Judicial Reform To Protect Our Rights
When you read between the lines of this article, this may be one of the most poignant articles about why the judicial reforms are needed.
The headline is correct. The judicial overhaul will leave the right to vote unprotected. However, the operative word there is “leave”. As in, it is unprotected right now, and will remain so. That’s because there is no law that gives a right to vote, at all. As I’ve always said, Israel has no concept of rights. A few laws speak about rights, but even those have outs – either a minister can override the “right”, as in the case of the “Right of Return”, or the Knesset can pass a law that takes that right away, as in the Basic Law: Human Dignity and Liberty. In fact, that’s what happened with the Disengagement. The Court ruled that the Disengagement violated the right to property of the Jewish inhabitants of Gaza, enumerated in that Basic Law, but since it fit the exception in the Basic Law, it was all right.
Of course, the author assumes the Court will “protect” the “right to vote”. How? Because the Supreme Court currently has no check on its power. If the Knesset were to pass a law saying a certain group could not vote, the court could decide – not based on any competing law – that it agreed or disagreed. If it disagreed, those people could vote. The author believes that those he feels need “protection” would be “protected” in this manner – for instance, Arabs.
However, the power of the Court goes far beyond that. There need not be a Knesset law disenfranchising anyone. The Court could rule to enfranchise, or disenfranchise anyone, no Knesset involvement needed. The Court could decide that the Arabs living in Jerusalem should be allowed to vote for Knesset, despite not having citizenship, and despite actively rejecting citizenship that was offered in the aftermath of 1967. The court could give the vote to illegal immigrants. Conversely, the Court could disenfranchise all Israeli citizens living in Judea and Samaria, the so-called West Bank. After all, the normal system in Israel requires that you be present in the country and vote in person, since we in Judea and Samaria are under military governance (a topic for another time), we could be viewed as “not in the country”.
Those arguing against the reforms constantly say the same thing, if we just listen – “We have no laws concerning a right to X, so the only way we may have a right to X is to give the Supreme Court carte-blanche to create a right to X.” At the same time, I’ve heard more than one ostensible Israeli law professor opposed to the reforms say that democracy has nothing to do with majority rule. The only way to reconcile these views with the actual word “democracy” is to say that Israelis often have a hard time with English.
Perhaps we would all have accepted our judicial overlords if they were fair, impartial, non-political and consistent. After all, if they were doing what the public would have wanted anyway, why bother having to vote? Obviously this is not the case. To point out just one example, and one mentioned in the article, what about this “right to be elected”? First of all, I’ve never heard of such a right. In the US, you have to be 35 and born in the United States to be elected president. Does that violate someone’s rights? Be that as it may, in Israel there is a Basic Law that says you can’t be elected to the Knesset if you do one of the following:
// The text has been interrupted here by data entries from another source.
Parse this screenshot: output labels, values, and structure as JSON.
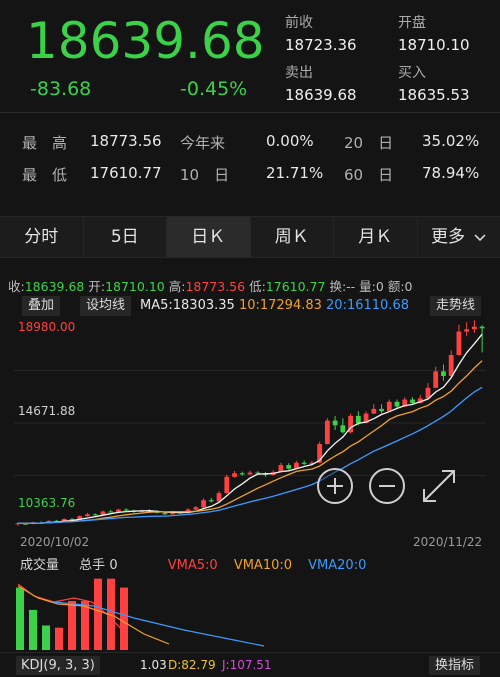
{
  "quote": {
    "price": "18639.68",
    "change": "-83.68",
    "change_pct": "-0.45%",
    "prev_close_label": "前收",
    "prev_close": "18723.36",
    "open_label": "开盘",
    "open": "18710.10",
    "ask_label": "卖出",
    "ask": "18639.68",
    "bid_label": "买入",
    "bid": "18635.53"
  },
  "stats": {
    "high_label": "最　高",
    "high": "18773.56",
    "low_label": "最　低",
    "low": "17610.77",
    "ytd_label": "今年来",
    "ytd": "0.00%",
    "d10_label": "10　日",
    "d10": "21.71%",
    "d20_label": "20　日",
    "d20": "35.02%",
    "d60_label": "60　日",
    "d60": "78.94%"
  },
  "tabs": [
    "分时",
    "5日",
    "日Ｋ",
    "周Ｋ",
    "月Ｋ",
    "更多"
  ],
  "ohlc": {
    "close_label": "收:",
    "close": "18639.68",
    "open_label": "开:",
    "open": "18710.10",
    "high_label": "高:",
    "high": "18773.56",
    "low_label": "低:",
    "low": "17610.77",
    "turnover_label": "换:",
    "turnover": "--",
    "volume_label": "量:",
    "volume": "0",
    "amount_label": "额:",
    "amount": "0"
  },
  "ma_bar": {
    "overlay_btn": "叠加",
    "settings_btn": "设均线",
    "ma5_label": "MA5:",
    "ma5": "18303.35",
    "ma10_label": "10:",
    "ma10": "17294.83",
    "ma20_label": "20:",
    "ma20": "16110.68",
    "trend_btn": "走势线"
  },
  "y_labels": {
    "top": "18980.00",
    "mid": "14671.88",
    "bottom": "10363.76"
  },
  "x_labels": {
    "start": "2020/10/02",
    "end": "2020/11/22"
  },
  "volume": {
    "title": "成交量",
    "total_label": "总手",
    "total": "0",
    "vma5": "VMA5:0",
    "vma10": "VMA10:0",
    "vma20": "VMA20:0"
  },
  "kdj": {
    "tag": "KDJ(9, 3, 3)",
    "k": "1.03",
    "d": "D:82.79",
    "j": "J:107.51",
    "switch_btn": "换指标"
  },
  "colors": {
    "up": "#ff4141",
    "down": "#3bd24a",
    "ma5": "#f5f5f5",
    "ma10": "#f0a12b",
    "ma20": "#3b9bff"
  },
  "chart_data": {
    "type": "candlestick",
    "x_start": "2020/10/02",
    "x_end": "2020/11/22",
    "ylim": [
      10363.76,
      18980.0
    ],
    "candles": [
      [
        10280,
        10320,
        10200,
        10340
      ],
      [
        10300,
        10290,
        10250,
        10350
      ],
      [
        10290,
        10360,
        10270,
        10380
      ],
      [
        10350,
        10330,
        10300,
        10400
      ],
      [
        10330,
        10420,
        10310,
        10440
      ],
      [
        10420,
        10400,
        10380,
        10460
      ],
      [
        10400,
        10500,
        10390,
        10520
      ],
      [
        10500,
        10480,
        10450,
        10540
      ],
      [
        10480,
        10620,
        10460,
        10650
      ],
      [
        10620,
        10700,
        10600,
        10760
      ],
      [
        10700,
        10680,
        10640,
        10740
      ],
      [
        10680,
        10820,
        10660,
        10860
      ],
      [
        10820,
        10800,
        10780,
        10880
      ],
      [
        10800,
        10900,
        10780,
        10940
      ],
      [
        10900,
        10860,
        10840,
        10960
      ],
      [
        10860,
        10800,
        10760,
        10900
      ],
      [
        10800,
        10860,
        10780,
        10900
      ],
      [
        10860,
        10840,
        10800,
        10920
      ],
      [
        10840,
        10760,
        10740,
        10880
      ],
      [
        10760,
        10700,
        10680,
        10800
      ],
      [
        10700,
        10780,
        10680,
        10820
      ],
      [
        10780,
        10760,
        10720,
        10840
      ],
      [
        10760,
        10900,
        10740,
        10960
      ],
      [
        10900,
        11000,
        10880,
        11060
      ],
      [
        11000,
        11300,
        10980,
        11380
      ],
      [
        11300,
        11250,
        11200,
        11400
      ],
      [
        11250,
        11600,
        11220,
        11700
      ],
      [
        11600,
        12300,
        11580,
        12400
      ],
      [
        12300,
        12450,
        12260,
        12550
      ],
      [
        12450,
        12400,
        12350,
        12520
      ],
      [
        12400,
        12480,
        12380,
        12560
      ],
      [
        12480,
        12440,
        12400,
        12540
      ],
      [
        12440,
        12380,
        12300,
        12500
      ],
      [
        12380,
        12500,
        12360,
        12580
      ],
      [
        12500,
        12800,
        12480,
        12900
      ],
      [
        12800,
        12650,
        12600,
        12880
      ],
      [
        12650,
        12900,
        12620,
        12980
      ],
      [
        12900,
        12850,
        12800,
        13000
      ],
      [
        12850,
        12900,
        12820,
        12980
      ],
      [
        12900,
        13700,
        12880,
        13800
      ],
      [
        13700,
        14700,
        13680,
        14800
      ],
      [
        14700,
        14500,
        14300,
        14900
      ],
      [
        14500,
        14200,
        14150,
        14800
      ],
      [
        14200,
        14900,
        14150,
        15000
      ],
      [
        14900,
        14600,
        14500,
        15100
      ],
      [
        14600,
        15000,
        14580,
        15100
      ],
      [
        15000,
        15200,
        14980,
        15400
      ],
      [
        15200,
        15100,
        15000,
        15400
      ],
      [
        15100,
        15500,
        15080,
        15600
      ],
      [
        15500,
        15300,
        15250,
        15600
      ],
      [
        15300,
        15600,
        15280,
        15700
      ],
      [
        15600,
        15450,
        15400,
        15700
      ],
      [
        15450,
        15650,
        15430,
        15800
      ],
      [
        15650,
        16100,
        15630,
        16300
      ],
      [
        16100,
        16800,
        16080,
        17000
      ],
      [
        16800,
        16600,
        16400,
        17100
      ],
      [
        16600,
        17500,
        16580,
        17700
      ],
      [
        17500,
        18500,
        17480,
        18800
      ],
      [
        18500,
        18600,
        18300,
        18900
      ],
      [
        18600,
        18710,
        18450,
        18980
      ],
      [
        18710,
        18640,
        17610,
        18773
      ]
    ],
    "volumes": [
      560,
      360,
      220,
      200,
      440,
      440,
      640,
      640,
      560
    ]
  }
}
- negation of the existence of the State of Israel as the state of the Jewish people;
- negation of the democratic character of the State
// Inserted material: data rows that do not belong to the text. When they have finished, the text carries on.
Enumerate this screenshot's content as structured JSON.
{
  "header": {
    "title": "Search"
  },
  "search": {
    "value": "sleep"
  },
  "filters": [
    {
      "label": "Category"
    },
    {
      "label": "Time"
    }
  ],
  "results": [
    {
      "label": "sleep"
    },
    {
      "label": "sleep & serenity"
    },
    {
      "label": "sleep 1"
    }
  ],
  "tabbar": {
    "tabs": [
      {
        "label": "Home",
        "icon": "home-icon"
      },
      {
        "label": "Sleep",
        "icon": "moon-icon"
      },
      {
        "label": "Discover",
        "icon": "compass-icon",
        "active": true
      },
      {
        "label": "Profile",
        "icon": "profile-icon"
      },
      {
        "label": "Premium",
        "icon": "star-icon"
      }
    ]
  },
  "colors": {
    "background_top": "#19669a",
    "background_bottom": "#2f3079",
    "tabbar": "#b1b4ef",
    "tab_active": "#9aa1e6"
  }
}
- incitement to racism
This law has only ever been used against Jews. Several times the Knesset committee that is supposed to apply this law has recommended to ban members of the Arab parties (who publicly decry the idea of a Jewish State, just for starters), but in 2019, the Court reversed the committee and instead banned Jewish members of the Otzma Yehudit party, whom the committee had approved, including one who had previously served in the Knesset. Whether they should have banned anyone is immaterial. The idea that they’re protecting a “right to be elected” or are apolitical is laughable in the extreme.
To be fair, we’re not alone. Many countries are “democracies” in a similar way. After all, Syria has elections, it just happens to be that 97% vote for Assad. I once heard a representative of China say, “We’re democratic, we just don’t have elections.” Not to mention North Korea, which has “Democratic” right there in its name – The Democratic People’s Republic of Korea. But is this the club we wish to join?
Those opposed to the reforms rightly point out that there is a fear of a “tyranny of the majority” – a fear, I would argue, that is more tangible for the right than for the left. Even Bibi knows he’ll be out of power one day; he literally just was. However every country that we would call “democratic” handles that fear in the same way, and it is not by creating a judicial junta to second-guess the voters. Instead, they vote, either directly or through a parliament, for limits on all branches of governments, including the courts, and enumerate the agreed upon rights of the citizens that are sacrosanct in that society and cannot be taken away just because someone has an idea that is for the “public good”. The Court is then empowered – as these reforms do – to enforce those limits and enumerated rights.
These reforms are just the beginning of that process of enumerating rights. I don’t know if anyone has come out and said this out loud, but once the judiciary has limits, all of the decisions they would have just decreed from on high up until now will have to be voted on. That is because the reforms will force the hand of the Knesset as much as the Court. The first time someone challenges anything and the Court says, “We can’t rule because there is no law,” the Knesset will have to pass a law. The process won’t be pretty; rights give benefits to my enemies as well as my friends. But this is how things work in an actual democracy.